*Task item*.
Each record must be written out again exactly. Skip any picture it contains.

(Dataset items)
================================

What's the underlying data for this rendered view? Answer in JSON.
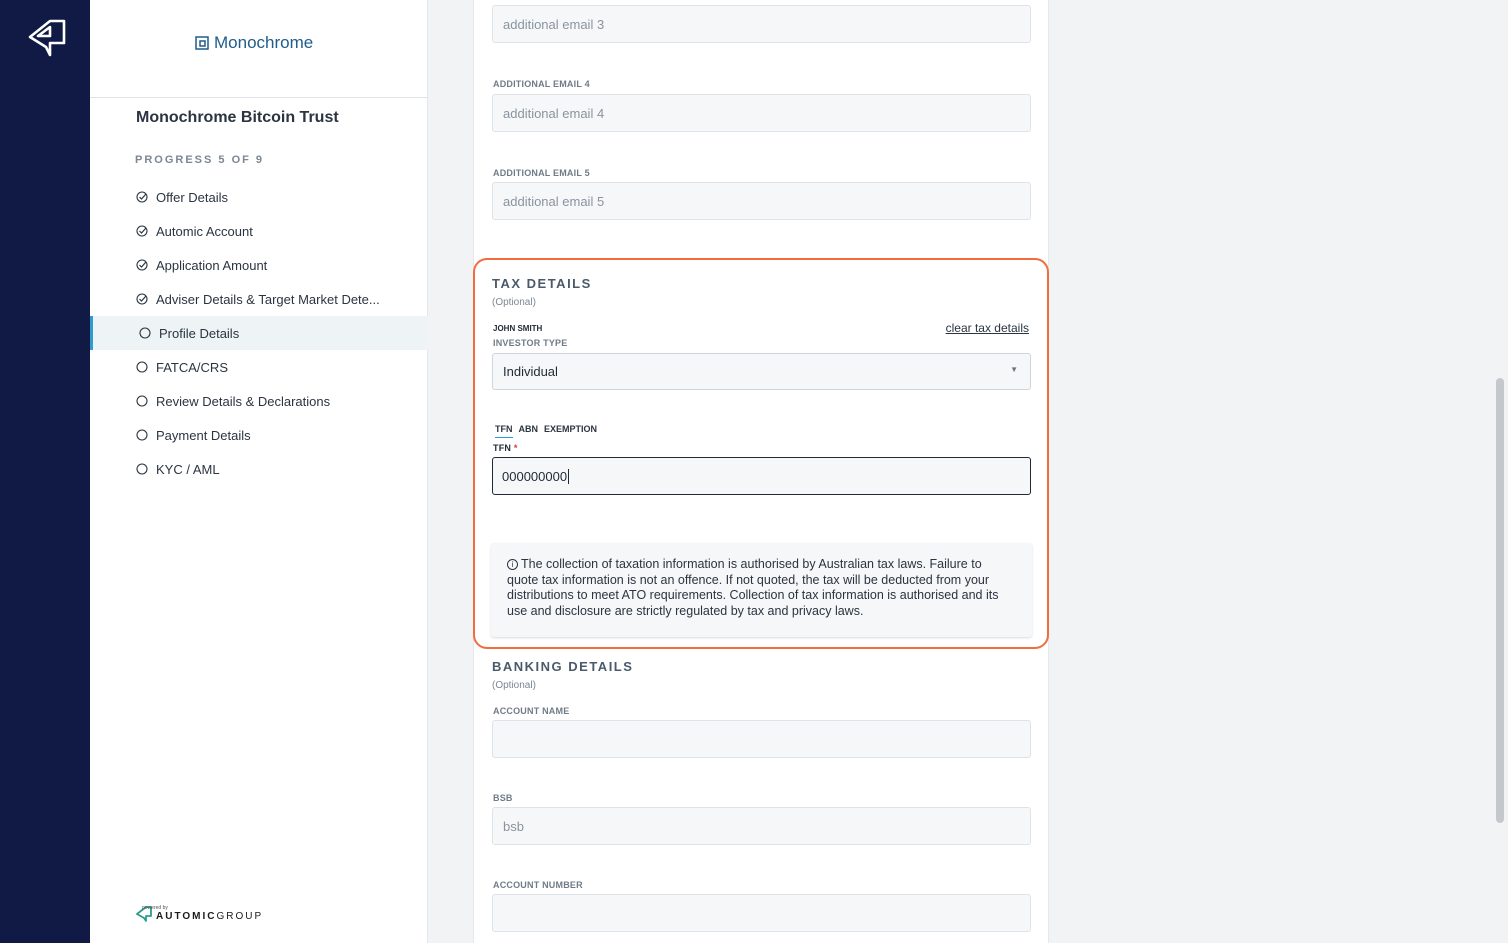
{
  "sidebar": {
    "brand_name": "Monochrome",
    "offer_title": "Monochrome Bitcoin Trust",
    "progress_label": "PROGRESS 5 OF 9",
    "steps": [
      {
        "label": "Offer Details",
        "status": "done"
      },
      {
        "label": "Automic Account",
        "status": "done"
      },
      {
        "label": "Application Amount",
        "status": "done"
      },
      {
        "label": "Adviser Details & Target Market Dete...",
        "status": "done"
      },
      {
        "label": "Profile Details",
        "status": "current"
      },
      {
        "label": "FATCA/CRS",
        "status": "pending"
      },
      {
        "label": "Review Details & Declarations",
        "status": "pending"
      },
      {
        "label": "Payment Details",
        "status": "pending"
      },
      {
        "label": "KYC / AML",
        "status": "pending"
      }
    ],
    "powered_by": "powered by",
    "footer_brand_a": "AUTOMIC",
    "footer_brand_b": "GROUP"
  },
  "emails": {
    "email3_placeholder": "additional email 3",
    "email4_label": "ADDITIONAL EMAIL 4",
    "email4_placeholder": "additional email 4",
    "email5_label": "ADDITIONAL EMAIL 5",
    "email5_placeholder": "additional email 5"
  },
  "tax": {
    "title": "TAX DETAILS",
    "optional": "(Optional)",
    "investor_name": "JOHN SMITH",
    "clear_link": "clear tax details",
    "investor_type_label": "INVESTOR TYPE",
    "investor_type_value": "Individual",
    "tabs": [
      "TFN",
      "ABN",
      "EXEMPTION"
    ],
    "tfn_label": "TFN",
    "tfn_required": "*",
    "tfn_value": "000000000",
    "notice": "The collection of taxation information is authorised by Australian tax laws. Failure to quote tax information is not an offence. If not quoted, the tax will be deducted from your distributions to meet ATO requirements. Collection of tax information is authorised and its use and disclosure are strictly regulated by tax and privacy laws."
  },
  "banking": {
    "title": "BANKING DETAILS",
    "optional": "(Optional)",
    "account_name_label": "ACCOUNT NAME",
    "account_name_value": "",
    "bsb_label": "BSB",
    "bsb_placeholder": "bsb",
    "account_number_label": "ACCOUNT NUMBER",
    "account_number_value": ""
  },
  "colors": {
    "rail": "#101a44",
    "highlight": "#f26d3d",
    "accent": "#2e9ccf",
    "brand": "#1f5d8a"
  }
}
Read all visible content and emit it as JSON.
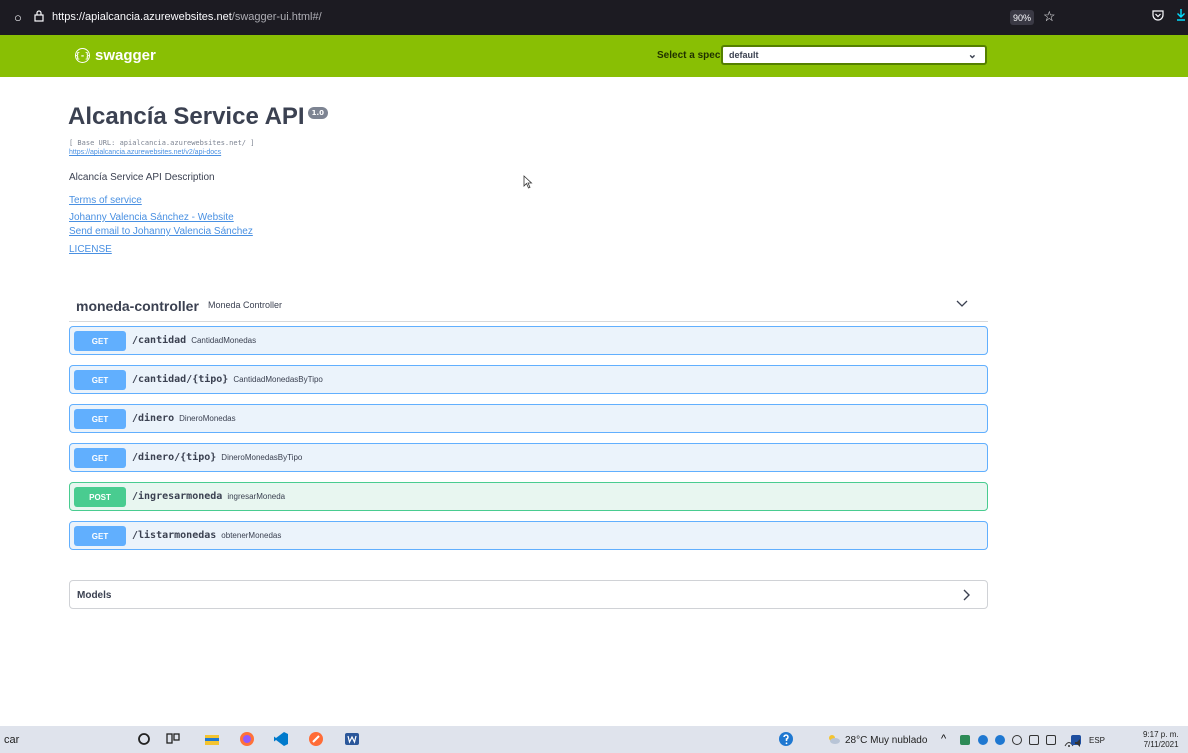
{
  "browser": {
    "url_host": "https://apialcancia.azurewebsites.net",
    "url_path": "/swagger-ui.html#/",
    "zoom": "90%"
  },
  "swagger": {
    "logo_text": "swagger",
    "logo_mark": "{-}",
    "spec_label": "Select a spec",
    "spec_value": "default"
  },
  "info": {
    "title": "Alcancía Service API",
    "version": "1.0",
    "base_url": "[ Base URL: apialcancia.azurewebsites.net/ ]",
    "docs_link": "https://apialcancia.azurewebsites.net/v2/api-docs",
    "description": "Alcancía Service API Description",
    "links": [
      "Terms of service",
      "Johanny Valencia Sánchez - Website",
      "Send email to Johanny Valencia Sánchez"
    ],
    "license": "LICENSE"
  },
  "tag": {
    "name": "moneda-controller",
    "description": "Moneda Controller"
  },
  "operations": [
    {
      "method": "GET",
      "path": "/cantidad",
      "summary": "CantidadMonedas"
    },
    {
      "method": "GET",
      "path": "/cantidad/{tipo}",
      "summary": "CantidadMonedasByTipo"
    },
    {
      "method": "GET",
      "path": "/dinero",
      "summary": "DineroMonedas"
    },
    {
      "method": "GET",
      "path": "/dinero/{tipo}",
      "summary": "DineroMonedasByTipo"
    },
    {
      "method": "POST",
      "path": "/ingresarmoneda",
      "summary": "ingresarMoneda"
    },
    {
      "method": "GET",
      "path": "/listarmonedas",
      "summary": "obtenerMonedas"
    }
  ],
  "models": {
    "title": "Models"
  },
  "taskbar": {
    "search_fragment": "car",
    "weather": "28°C  Muy nublado",
    "lang": "ESP",
    "time": "9:17 p. m.",
    "date": "7/11/2021"
  },
  "colors": {
    "topbar": "#89bf04",
    "get": "#61affe",
    "post": "#49cc90",
    "link": "#4990e2"
  }
}
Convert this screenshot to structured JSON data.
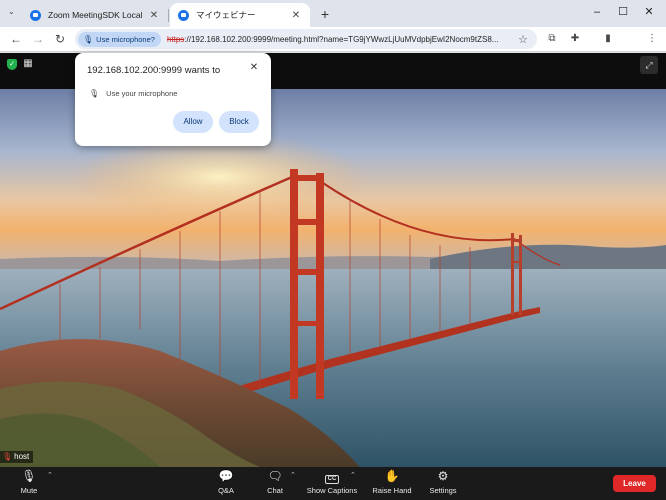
{
  "browser": {
    "tabs": [
      {
        "title": "Zoom MeetingSDK Local",
        "active": false
      },
      {
        "title": "マイウェビナー",
        "active": true
      }
    ],
    "new_tab_symbol": "+",
    "url_scheme": "https",
    "url_rest": "://192.168.102.200:9999/meeting.html?name=TG9jYWwzLjUuMVdpbjEwI2Nocm9tZS8...",
    "permission_chip": "Use microphone?"
  },
  "popup": {
    "title": "192.168.102.200:9999 wants to",
    "permission": "Use your microphone",
    "allow_label": "Allow",
    "block_label": "Block"
  },
  "video": {
    "participant_name": "host"
  },
  "controls": {
    "mute": "Mute",
    "qa": "Q&A",
    "chat": "Chat",
    "captions": "Show Captions",
    "captions_badge": "CC",
    "raise_hand": "Raise Hand",
    "settings": "Settings",
    "leave": "Leave"
  },
  "colors": {
    "leave_button": "#e02828",
    "url_scheme_insecure": "#c5221f",
    "security_shield": "#22b14c"
  }
}
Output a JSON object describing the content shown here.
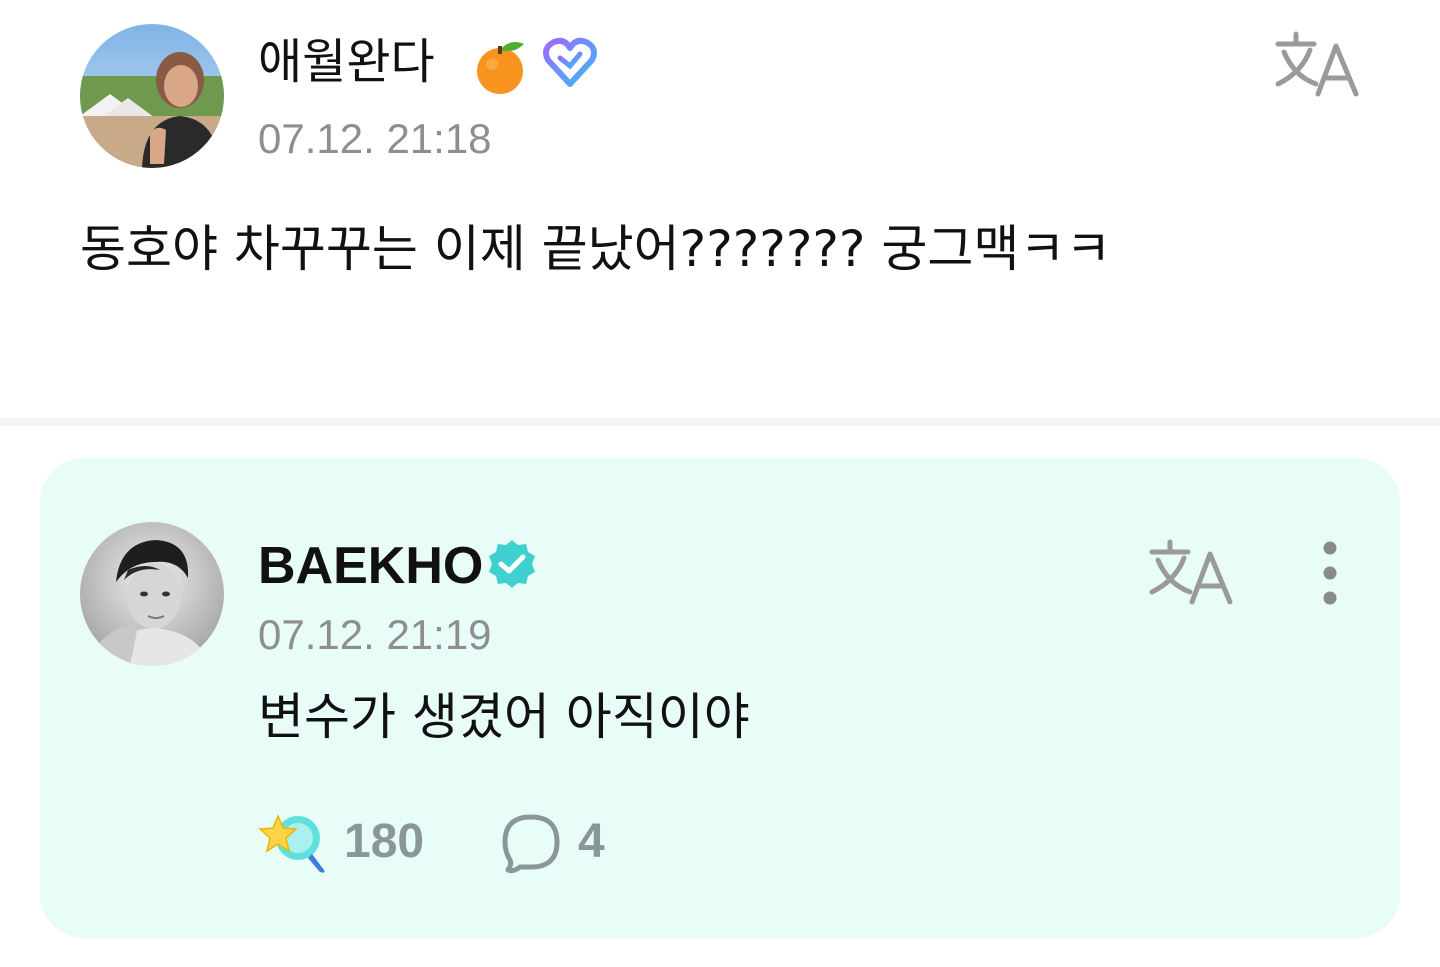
{
  "post": {
    "author": {
      "name": "애월완다",
      "avatar_icon": "user-photo-avatar",
      "emoji_icon": "tangerine-emoji-icon",
      "badge_icon": "fan-heart-badge-icon"
    },
    "timestamp": "07.12. 21:18",
    "body": "동호야 차꾸꾸는 이제 끝났어??????? 궁그맥ㅋㅋ",
    "translate_icon": "translate-icon"
  },
  "reply": {
    "author": {
      "name": "BAEKHO",
      "avatar_icon": "artist-photo-avatar",
      "verified_icon": "verified-check-icon"
    },
    "timestamp": "07.12. 21:19",
    "body": "변수가 생겼어 아직이야",
    "translate_icon": "translate-icon",
    "more_icon": "more-vertical-icon",
    "reactions": {
      "like_icon": "star-magnifier-like-icon",
      "like_count": "180",
      "comment_icon": "speech-bubble-icon",
      "comment_count": "4"
    }
  },
  "colors": {
    "reply_background": "#e8fcf8",
    "verified_teal": "#3fd0cf",
    "text_primary": "#111111",
    "text_secondary": "#8e8e8e",
    "divider": "#f3f4f4"
  }
}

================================

*Result*.
What's the underlying data for this rendered view? Answer in JSON.
{
  "sidebar": {
    "brand_name": "Monochrome",
    "offer_title": "Monochrome Bitcoin Trust",
    "progress_label": "PROGRESS 5 OF 9",
    "steps": [
      {
        "label": "Offer Details",
        "status": "done"
      },
      {
        "label": "Automic Account",
        "status": "done"
      },
      {
        "label": "Application Amount",
        "status": "done"
      },
      {
        "label": "Adviser Details & Target Market Dete...",
        "status": "done"
      },
      {
        "label": "Profile Details",
        "status": "current"
      },
      {
        "label": "FATCA/CRS",
        "status": "pending"
      },
      {
        "label": "Review Details & Declarations",
        "status": "pending"
      },
      {
        "label": "Payment Details",
        "status": "pending"
      },
      {
        "label": "KYC / AML",
        "status": "pending"
      }
    ],
    "powered_by": "powered by",
    "footer_brand_a": "AUTOMIC",
    "footer_brand_b": "GROUP"
  },
  "emails": {
    "email3_placeholder": "additional email 3",
    "email4_label": "ADDITIONAL EMAIL 4",
    "email4_placeholder": "additional email 4",
    "email5_label": "ADDITIONAL EMAIL 5",
    "email5_placeholder": "additional email 5"
  },
  "tax": {
    "title": "TAX DETAILS",
    "optional": "(Optional)",
    "investor_name": "JOHN SMITH",
    "clear_link": "clear tax details",
    "investor_type_label": "INVESTOR TYPE",
    "investor_type_value": "Individual",
    "tabs": [
      "TFN",
      "ABN",
      "EXEMPTION"
    ],
    "tfn_label": "TFN",
    "tfn_required": "*",
    "tfn_value": "000000000",
    "notice": "The collection of taxation information is authorised by Australian tax laws. Failure to quote tax information is not an offence. If not quoted, the tax will be deducted from your distributions to meet ATO requirements. Collection of tax information is authorised and its use and disclosure are strictly regulated by tax and privacy laws."
  },
  "banking": {
    "title": "BANKING DETAILS",
    "optional": "(Optional)",
    "account_name_label": "ACCOUNT NAME",
    "account_name_value": "",
    "bsb_label": "BSB",
    "bsb_placeholder": "bsb",
    "account_number_label": "ACCOUNT NUMBER",
    "account_number_value": ""
  },
  "colors": {
    "rail": "#101a44",
    "highlight": "#f26d3d",
    "accent": "#2e9ccf",
    "brand": "#1f5d8a"
  }
}
Read all visible content and emit it as JSON.
{
  "browser": {
    "url_host": "https://apialcancia.azurewebsites.net",
    "url_path": "/swagger-ui.html#/",
    "zoom": "90%"
  },
  "swagger": {
    "logo_text": "swagger",
    "logo_mark": "{-}",
    "spec_label": "Select a spec",
    "spec_value": "default"
  },
  "info": {
    "title": "Alcancía Service API",
    "version": "1.0",
    "base_url": "[ Base URL: apialcancia.azurewebsites.net/ ]",
    "docs_link": "https://apialcancia.azurewebsites.net/v2/api-docs",
    "description": "Alcancía Service API Description",
    "links": [
      "Terms of service",
      "Johanny Valencia Sánchez - Website",
      "Send email to Johanny Valencia Sánchez"
    ],
    "license": "LICENSE"
  },
  "tag": {
    "name": "moneda-controller",
    "description": "Moneda Controller"
  },
  "operations": [
    {
      "method": "GET",
      "path": "/cantidad",
      "summary": "CantidadMonedas"
    },
    {
      "method": "GET",
      "path": "/cantidad/{tipo}",
      "summary": "CantidadMonedasByTipo"
    },
    {
      "method": "GET",
      "path": "/dinero",
      "summary": "DineroMonedas"
    },
    {
      "method": "GET",
      "path": "/dinero/{tipo}",
      "summary": "DineroMonedasByTipo"
    },
    {
      "method": "POST",
      "path": "/ingresarmoneda",
      "summary": "ingresarMoneda"
    },
    {
      "method": "GET",
      "path": "/listarmonedas",
      "summary": "obtenerMonedas"
    }
  ],
  "models": {
    "title": "Models"
  },
  "taskbar": {
    "search_fragment": "car",
    "weather": "28°C  Muy nublado",
    "lang": "ESP",
    "time": "9:17 p. m.",
    "date": "7/11/2021"
  },
  "colors": {
    "topbar": "#89bf04",
    "get": "#61affe",
    "post": "#49cc90",
    "link": "#4990e2"
  }
}
Convert this screenshot to structured JSON data.
{
  "browser": {
    "tabs": [
      {
        "title": "Zoom MeetingSDK Local",
        "active": false
      },
      {
        "title": "マイウェビナー",
        "active": true
      }
    ],
    "new_tab_symbol": "+",
    "url_scheme": "https",
    "url_rest": "://192.168.102.200:9999/meeting.html?name=TG9jYWwzLjUuMVdpbjEwI2Nocm9tZS8...",
    "permission_chip": "Use microphone?"
  },
  "popup": {
    "title": "192.168.102.200:9999 wants to",
    "permission": "Use your microphone",
    "allow_label": "Allow",
    "block_label": "Block"
  },
  "video": {
    "participant_name": "host"
  },
  "controls": {
    "mute": "Mute",
    "qa": "Q&A",
    "chat": "Chat",
    "captions": "Show Captions",
    "captions_badge": "CC",
    "raise_hand": "Raise Hand",
    "settings": "Settings",
    "leave": "Leave"
  },
  "colors": {
    "leave_button": "#e02828",
    "url_scheme_insecure": "#c5221f",
    "security_shield": "#22b14c"
  }
}
Output a JSON object describing the content shown here.
{
  "post": {
    "author": {
      "name": "애월완다",
      "avatar_icon": "user-photo-avatar",
      "emoji_icon": "tangerine-emoji-icon",
      "badge_icon": "fan-heart-badge-icon"
    },
    "timestamp": "07.12. 21:18",
    "body": "동호야 차꾸꾸는 이제 끝났어??????? 궁그맥ㅋㅋ",
    "translate_icon": "translate-icon"
  },
  "reply": {
    "author": {
      "name": "BAEKHO",
      "avatar_icon": "artist-photo-avatar",
      "verified_icon": "verified-check-icon"
    },
    "timestamp": "07.12. 21:19",
    "body": "변수가 생겼어 아직이야",
    "translate_icon": "translate-icon",
    "more_icon": "more-vertical-icon",
    "reactions": {
      "like_icon": "star-magnifier-like-icon",
      "like_count": "180",
      "comment_icon": "speech-bubble-icon",
      "comment_count": "4"
    }
  },
  "colors": {
    "reply_background": "#e8fcf8",
    "verified_teal": "#3fd0cf",
    "text_primary": "#111111",
    "text_secondary": "#8e8e8e",
    "divider": "#f3f4f4"
  }
}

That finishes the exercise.